## HOW TO COMPLETE THIS TASK
Collect every line below that contains the word "last".

## RECORD EXCERPTS

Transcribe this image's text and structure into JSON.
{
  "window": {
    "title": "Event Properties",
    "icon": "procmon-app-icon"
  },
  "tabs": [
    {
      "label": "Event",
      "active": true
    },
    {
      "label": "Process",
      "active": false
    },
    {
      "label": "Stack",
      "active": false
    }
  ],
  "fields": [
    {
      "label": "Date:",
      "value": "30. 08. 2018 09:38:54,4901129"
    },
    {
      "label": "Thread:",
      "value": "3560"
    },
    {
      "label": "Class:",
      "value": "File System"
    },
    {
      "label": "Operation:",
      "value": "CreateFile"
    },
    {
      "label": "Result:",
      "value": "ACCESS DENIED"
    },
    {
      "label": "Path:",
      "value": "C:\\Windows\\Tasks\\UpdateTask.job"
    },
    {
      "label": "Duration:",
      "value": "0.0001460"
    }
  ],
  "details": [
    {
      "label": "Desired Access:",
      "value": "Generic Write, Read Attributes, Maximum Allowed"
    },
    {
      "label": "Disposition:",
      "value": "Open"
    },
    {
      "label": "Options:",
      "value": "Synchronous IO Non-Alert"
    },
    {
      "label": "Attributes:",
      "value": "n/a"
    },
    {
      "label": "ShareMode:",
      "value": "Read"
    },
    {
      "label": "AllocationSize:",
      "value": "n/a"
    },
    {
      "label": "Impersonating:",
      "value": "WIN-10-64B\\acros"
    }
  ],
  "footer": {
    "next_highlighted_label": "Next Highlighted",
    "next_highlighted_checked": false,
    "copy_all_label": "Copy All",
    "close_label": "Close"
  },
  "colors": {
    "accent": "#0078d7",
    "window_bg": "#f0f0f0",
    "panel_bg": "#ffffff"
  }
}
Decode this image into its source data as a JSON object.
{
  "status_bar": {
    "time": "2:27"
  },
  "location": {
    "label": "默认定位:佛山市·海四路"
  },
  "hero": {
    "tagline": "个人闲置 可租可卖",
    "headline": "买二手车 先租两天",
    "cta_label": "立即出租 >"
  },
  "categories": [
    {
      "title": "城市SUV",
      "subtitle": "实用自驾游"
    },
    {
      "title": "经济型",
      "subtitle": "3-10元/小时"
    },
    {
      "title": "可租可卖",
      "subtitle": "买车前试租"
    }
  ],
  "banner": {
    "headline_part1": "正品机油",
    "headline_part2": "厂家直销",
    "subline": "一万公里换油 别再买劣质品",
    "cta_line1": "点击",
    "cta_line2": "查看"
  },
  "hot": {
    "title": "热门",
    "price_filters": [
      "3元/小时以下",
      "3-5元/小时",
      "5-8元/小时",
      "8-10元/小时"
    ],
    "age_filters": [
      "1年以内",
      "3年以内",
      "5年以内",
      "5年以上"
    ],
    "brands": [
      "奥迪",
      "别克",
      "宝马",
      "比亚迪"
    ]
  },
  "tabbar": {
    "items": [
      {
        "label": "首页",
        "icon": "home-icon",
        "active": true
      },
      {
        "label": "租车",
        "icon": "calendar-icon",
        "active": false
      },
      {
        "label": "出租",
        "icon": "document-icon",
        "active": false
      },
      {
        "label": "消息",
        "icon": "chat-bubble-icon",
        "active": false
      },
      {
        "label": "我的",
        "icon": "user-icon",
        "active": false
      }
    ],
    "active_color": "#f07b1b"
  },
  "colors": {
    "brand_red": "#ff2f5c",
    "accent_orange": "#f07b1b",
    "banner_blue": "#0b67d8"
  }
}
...
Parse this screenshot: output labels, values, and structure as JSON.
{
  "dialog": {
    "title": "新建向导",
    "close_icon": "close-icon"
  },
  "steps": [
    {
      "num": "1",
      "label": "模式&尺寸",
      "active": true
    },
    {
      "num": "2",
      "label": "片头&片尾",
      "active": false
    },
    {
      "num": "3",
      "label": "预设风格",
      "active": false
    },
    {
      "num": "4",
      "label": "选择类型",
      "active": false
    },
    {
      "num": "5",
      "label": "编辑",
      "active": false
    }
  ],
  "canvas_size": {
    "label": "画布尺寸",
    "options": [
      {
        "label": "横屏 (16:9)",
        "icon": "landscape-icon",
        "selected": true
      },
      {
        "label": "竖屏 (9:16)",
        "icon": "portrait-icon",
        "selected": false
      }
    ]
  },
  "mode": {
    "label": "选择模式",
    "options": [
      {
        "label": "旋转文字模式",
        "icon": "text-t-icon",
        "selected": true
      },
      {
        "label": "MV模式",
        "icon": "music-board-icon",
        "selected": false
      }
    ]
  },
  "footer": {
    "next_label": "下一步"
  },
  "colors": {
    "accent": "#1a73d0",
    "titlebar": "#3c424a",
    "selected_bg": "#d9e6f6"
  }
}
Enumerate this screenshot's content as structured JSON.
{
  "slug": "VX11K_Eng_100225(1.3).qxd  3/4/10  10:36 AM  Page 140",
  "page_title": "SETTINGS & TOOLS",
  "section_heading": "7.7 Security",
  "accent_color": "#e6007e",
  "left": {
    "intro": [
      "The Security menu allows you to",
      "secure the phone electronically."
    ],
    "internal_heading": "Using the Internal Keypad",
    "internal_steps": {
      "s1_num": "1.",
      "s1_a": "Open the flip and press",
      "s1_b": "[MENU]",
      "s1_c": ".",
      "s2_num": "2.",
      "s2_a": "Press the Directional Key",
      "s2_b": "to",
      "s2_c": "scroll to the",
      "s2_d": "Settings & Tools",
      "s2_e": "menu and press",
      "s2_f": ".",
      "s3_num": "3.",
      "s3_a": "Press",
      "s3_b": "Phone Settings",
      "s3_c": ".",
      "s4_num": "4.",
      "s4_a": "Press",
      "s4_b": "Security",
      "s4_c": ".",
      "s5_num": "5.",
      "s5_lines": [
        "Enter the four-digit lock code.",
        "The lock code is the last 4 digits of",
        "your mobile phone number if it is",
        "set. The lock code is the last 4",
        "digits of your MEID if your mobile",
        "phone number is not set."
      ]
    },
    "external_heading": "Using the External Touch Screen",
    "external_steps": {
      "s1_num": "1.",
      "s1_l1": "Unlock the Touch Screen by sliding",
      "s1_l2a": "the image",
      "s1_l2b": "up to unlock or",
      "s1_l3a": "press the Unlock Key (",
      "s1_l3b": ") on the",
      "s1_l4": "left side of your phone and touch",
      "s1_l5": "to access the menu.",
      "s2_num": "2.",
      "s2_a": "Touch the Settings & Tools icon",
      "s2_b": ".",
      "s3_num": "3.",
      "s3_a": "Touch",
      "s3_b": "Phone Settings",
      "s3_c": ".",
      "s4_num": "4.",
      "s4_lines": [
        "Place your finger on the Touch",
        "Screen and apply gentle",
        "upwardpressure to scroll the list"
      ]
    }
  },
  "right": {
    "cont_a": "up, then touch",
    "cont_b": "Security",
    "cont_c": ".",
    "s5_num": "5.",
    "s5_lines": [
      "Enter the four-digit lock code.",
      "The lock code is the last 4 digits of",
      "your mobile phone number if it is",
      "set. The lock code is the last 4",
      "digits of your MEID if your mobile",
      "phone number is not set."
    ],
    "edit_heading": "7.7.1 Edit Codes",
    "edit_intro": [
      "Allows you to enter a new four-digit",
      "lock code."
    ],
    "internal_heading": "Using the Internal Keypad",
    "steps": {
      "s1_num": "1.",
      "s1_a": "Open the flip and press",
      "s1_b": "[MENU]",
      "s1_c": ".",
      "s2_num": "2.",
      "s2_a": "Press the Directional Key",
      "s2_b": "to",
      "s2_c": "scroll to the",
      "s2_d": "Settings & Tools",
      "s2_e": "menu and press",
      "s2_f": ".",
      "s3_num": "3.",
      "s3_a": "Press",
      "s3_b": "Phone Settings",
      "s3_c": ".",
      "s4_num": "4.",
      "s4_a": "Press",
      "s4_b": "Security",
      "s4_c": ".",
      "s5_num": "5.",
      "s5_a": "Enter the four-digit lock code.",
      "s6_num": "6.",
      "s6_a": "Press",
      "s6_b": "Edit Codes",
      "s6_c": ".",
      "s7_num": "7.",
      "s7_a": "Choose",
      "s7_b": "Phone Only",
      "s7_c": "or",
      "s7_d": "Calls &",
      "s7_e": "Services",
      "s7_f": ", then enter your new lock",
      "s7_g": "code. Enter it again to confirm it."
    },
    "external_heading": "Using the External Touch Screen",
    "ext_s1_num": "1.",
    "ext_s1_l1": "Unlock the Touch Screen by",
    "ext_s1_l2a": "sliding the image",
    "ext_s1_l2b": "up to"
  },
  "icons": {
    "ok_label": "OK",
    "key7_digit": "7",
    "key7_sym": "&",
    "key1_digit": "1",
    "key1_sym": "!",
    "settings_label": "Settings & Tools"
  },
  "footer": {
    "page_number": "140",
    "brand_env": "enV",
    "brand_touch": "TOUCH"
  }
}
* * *
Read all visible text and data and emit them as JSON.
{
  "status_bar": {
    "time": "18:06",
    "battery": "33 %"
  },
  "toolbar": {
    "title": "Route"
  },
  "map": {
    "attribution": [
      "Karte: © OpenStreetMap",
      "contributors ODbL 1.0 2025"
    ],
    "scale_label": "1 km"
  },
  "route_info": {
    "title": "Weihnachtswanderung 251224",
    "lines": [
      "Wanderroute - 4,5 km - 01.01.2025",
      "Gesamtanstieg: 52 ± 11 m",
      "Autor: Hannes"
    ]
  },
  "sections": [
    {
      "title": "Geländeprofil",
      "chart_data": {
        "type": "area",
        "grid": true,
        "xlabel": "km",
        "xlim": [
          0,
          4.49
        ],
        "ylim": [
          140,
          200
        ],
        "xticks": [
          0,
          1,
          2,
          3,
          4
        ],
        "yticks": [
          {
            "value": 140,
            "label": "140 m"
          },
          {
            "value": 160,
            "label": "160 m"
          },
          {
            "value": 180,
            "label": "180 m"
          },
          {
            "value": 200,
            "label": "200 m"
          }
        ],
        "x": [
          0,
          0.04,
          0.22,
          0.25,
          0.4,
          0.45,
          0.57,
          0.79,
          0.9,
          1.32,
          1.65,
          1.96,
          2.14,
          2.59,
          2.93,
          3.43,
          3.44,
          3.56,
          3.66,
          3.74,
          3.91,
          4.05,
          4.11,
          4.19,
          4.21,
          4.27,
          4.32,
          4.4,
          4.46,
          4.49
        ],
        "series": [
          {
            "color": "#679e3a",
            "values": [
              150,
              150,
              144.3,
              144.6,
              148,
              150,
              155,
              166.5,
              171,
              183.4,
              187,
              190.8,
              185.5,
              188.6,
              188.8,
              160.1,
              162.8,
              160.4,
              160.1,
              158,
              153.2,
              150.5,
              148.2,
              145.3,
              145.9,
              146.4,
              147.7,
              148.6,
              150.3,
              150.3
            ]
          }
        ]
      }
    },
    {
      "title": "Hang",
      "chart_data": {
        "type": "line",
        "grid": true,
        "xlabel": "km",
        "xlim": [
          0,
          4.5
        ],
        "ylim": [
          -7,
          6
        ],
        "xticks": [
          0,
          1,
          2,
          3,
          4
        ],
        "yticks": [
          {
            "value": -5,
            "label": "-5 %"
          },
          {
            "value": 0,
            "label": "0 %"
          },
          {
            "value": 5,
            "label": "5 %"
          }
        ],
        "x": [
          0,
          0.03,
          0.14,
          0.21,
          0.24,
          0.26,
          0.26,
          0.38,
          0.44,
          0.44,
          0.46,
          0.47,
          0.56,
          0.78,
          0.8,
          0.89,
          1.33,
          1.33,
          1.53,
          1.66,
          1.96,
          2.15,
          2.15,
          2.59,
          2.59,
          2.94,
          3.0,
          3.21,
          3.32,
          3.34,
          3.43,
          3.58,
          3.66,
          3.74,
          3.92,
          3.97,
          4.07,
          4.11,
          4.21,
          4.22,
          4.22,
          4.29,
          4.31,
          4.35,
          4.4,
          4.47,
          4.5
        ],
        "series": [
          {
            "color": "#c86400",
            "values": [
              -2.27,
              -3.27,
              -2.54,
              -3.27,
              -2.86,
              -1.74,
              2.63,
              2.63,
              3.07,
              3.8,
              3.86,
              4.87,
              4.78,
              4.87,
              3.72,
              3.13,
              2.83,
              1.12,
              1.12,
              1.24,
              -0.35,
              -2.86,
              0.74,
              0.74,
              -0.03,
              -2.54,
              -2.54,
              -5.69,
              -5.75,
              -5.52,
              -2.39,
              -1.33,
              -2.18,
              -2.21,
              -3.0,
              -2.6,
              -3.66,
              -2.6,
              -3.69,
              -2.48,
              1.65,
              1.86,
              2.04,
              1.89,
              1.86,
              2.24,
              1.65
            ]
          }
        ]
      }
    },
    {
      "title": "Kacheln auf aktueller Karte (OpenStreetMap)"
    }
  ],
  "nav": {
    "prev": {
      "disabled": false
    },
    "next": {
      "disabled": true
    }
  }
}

## RESPONSE TO THIS TASK
        "The lock code is the last 4 digits of",
        "set. The lock code is the last 4",
      "The lock code is the last 4 digits of",
      "set. The lock code is the last 4",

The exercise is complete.